## Your assignment:
Copy each line from the entries that the word "name" appears in.

[Start of Attachment]

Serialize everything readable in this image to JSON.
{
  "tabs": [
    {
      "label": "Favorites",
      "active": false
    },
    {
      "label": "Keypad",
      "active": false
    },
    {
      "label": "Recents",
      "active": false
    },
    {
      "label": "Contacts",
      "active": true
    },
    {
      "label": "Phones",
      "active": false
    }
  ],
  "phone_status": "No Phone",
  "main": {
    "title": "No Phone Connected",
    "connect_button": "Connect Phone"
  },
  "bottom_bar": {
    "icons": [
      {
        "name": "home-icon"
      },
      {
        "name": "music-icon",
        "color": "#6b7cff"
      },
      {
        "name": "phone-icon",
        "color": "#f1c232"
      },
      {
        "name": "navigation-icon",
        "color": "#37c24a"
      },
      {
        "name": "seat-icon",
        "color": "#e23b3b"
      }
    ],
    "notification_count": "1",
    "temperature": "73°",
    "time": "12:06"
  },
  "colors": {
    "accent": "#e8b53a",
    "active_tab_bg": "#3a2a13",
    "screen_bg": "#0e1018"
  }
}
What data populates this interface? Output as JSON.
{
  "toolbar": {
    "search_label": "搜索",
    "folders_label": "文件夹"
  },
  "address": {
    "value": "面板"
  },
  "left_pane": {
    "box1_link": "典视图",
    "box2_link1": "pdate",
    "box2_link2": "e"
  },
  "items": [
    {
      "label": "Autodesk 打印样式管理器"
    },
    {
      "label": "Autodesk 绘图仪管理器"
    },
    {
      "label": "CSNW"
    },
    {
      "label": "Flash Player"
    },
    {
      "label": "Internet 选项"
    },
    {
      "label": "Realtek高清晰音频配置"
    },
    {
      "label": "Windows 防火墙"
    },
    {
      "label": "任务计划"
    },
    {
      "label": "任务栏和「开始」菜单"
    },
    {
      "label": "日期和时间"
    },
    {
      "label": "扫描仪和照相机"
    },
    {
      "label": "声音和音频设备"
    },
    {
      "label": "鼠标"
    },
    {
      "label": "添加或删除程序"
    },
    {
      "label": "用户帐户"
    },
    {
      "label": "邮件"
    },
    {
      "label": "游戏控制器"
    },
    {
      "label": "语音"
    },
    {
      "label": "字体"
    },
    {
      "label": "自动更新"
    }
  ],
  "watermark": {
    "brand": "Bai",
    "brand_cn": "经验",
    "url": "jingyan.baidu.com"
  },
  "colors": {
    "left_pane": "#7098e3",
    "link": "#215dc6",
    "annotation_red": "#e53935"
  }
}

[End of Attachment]

## Expected output:
        "name": "home-icon"
        "name": "music-icon",
        "name": "phone-icon",
        "name": "navigation-icon",
        "name": "seat-icon",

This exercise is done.